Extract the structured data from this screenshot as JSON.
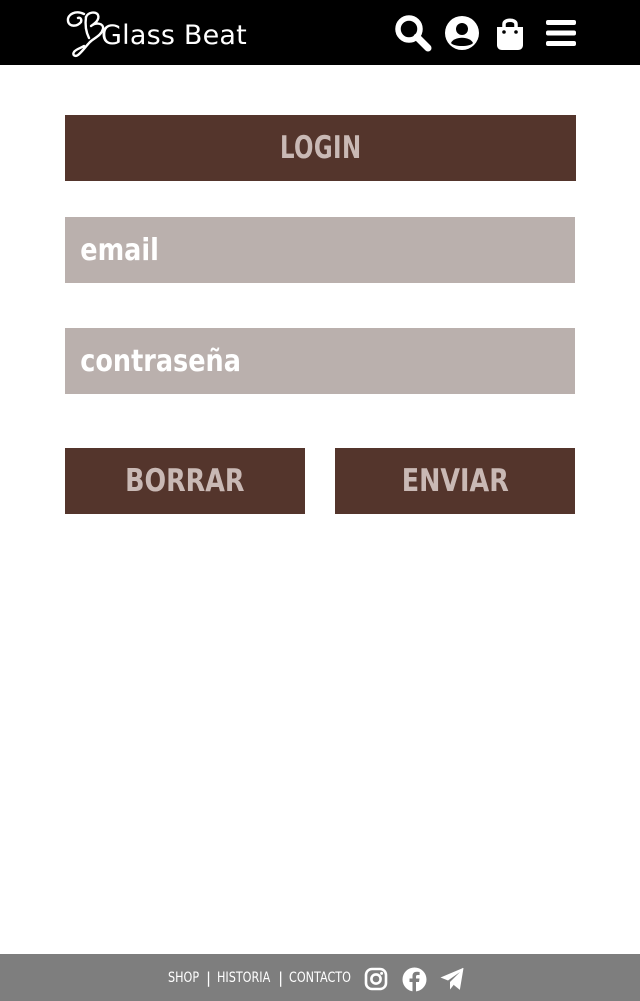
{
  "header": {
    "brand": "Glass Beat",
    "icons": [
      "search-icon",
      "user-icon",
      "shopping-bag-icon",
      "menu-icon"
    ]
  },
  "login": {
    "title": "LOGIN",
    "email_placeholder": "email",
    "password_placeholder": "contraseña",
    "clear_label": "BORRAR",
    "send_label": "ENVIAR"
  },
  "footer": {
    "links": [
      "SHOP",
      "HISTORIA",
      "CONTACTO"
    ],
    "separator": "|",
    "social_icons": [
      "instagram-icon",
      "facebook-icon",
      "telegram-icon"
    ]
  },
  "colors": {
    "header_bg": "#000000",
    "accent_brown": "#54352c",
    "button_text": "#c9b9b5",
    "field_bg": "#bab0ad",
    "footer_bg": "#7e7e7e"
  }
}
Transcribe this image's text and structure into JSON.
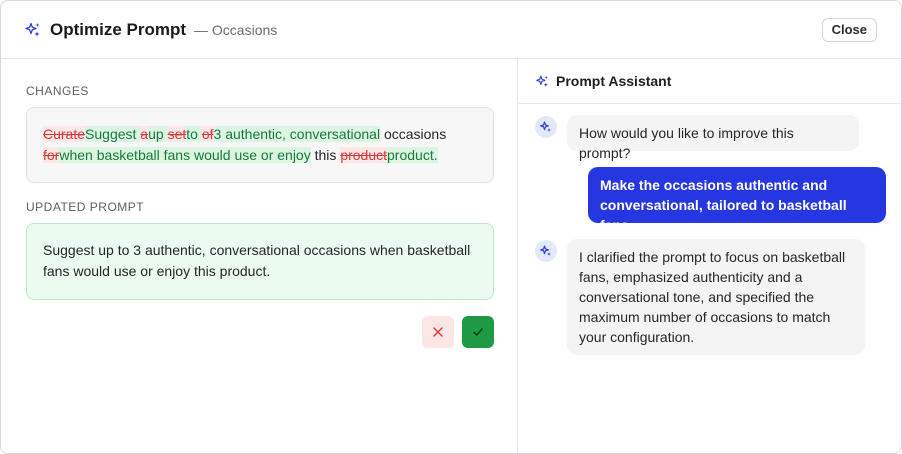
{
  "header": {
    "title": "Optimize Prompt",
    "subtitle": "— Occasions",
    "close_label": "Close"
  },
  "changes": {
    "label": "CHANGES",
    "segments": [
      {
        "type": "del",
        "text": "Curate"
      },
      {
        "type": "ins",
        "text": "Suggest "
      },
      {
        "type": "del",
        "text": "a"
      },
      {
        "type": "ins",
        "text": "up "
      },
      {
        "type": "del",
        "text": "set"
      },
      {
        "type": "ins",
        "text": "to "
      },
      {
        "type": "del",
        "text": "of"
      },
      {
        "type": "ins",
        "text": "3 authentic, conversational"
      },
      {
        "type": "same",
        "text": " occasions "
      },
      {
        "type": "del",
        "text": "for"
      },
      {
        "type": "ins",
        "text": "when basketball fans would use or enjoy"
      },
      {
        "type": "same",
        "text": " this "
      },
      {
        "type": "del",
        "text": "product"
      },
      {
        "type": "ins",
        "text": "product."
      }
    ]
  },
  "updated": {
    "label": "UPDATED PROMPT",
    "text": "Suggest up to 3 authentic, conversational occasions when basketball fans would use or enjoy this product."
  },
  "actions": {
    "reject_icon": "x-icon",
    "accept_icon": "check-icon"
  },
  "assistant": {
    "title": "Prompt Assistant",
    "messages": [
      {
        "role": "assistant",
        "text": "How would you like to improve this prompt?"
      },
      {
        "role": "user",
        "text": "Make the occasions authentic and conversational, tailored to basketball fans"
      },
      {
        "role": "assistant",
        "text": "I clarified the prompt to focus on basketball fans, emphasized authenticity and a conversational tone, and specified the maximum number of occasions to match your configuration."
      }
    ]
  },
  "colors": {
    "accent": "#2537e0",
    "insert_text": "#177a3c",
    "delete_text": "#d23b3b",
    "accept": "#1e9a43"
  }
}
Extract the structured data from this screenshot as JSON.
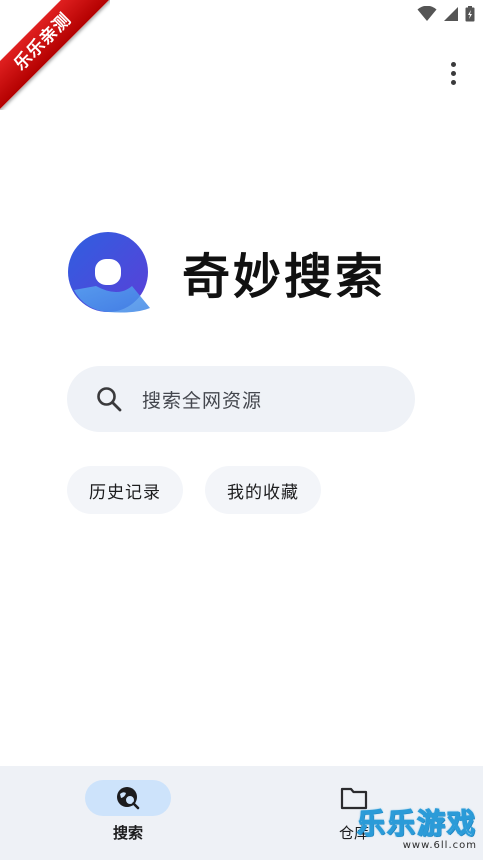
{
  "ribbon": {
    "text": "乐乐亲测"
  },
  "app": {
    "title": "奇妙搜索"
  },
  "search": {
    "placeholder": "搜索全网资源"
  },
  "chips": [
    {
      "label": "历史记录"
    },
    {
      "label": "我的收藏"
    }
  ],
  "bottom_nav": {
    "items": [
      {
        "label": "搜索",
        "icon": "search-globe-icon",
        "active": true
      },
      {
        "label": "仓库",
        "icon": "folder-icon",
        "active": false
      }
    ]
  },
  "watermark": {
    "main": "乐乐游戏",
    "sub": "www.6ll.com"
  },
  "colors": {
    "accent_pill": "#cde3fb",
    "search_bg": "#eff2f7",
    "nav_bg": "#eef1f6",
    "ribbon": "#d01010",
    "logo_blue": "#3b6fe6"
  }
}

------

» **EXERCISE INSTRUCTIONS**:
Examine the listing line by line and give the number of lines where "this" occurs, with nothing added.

» **RESULT**:
6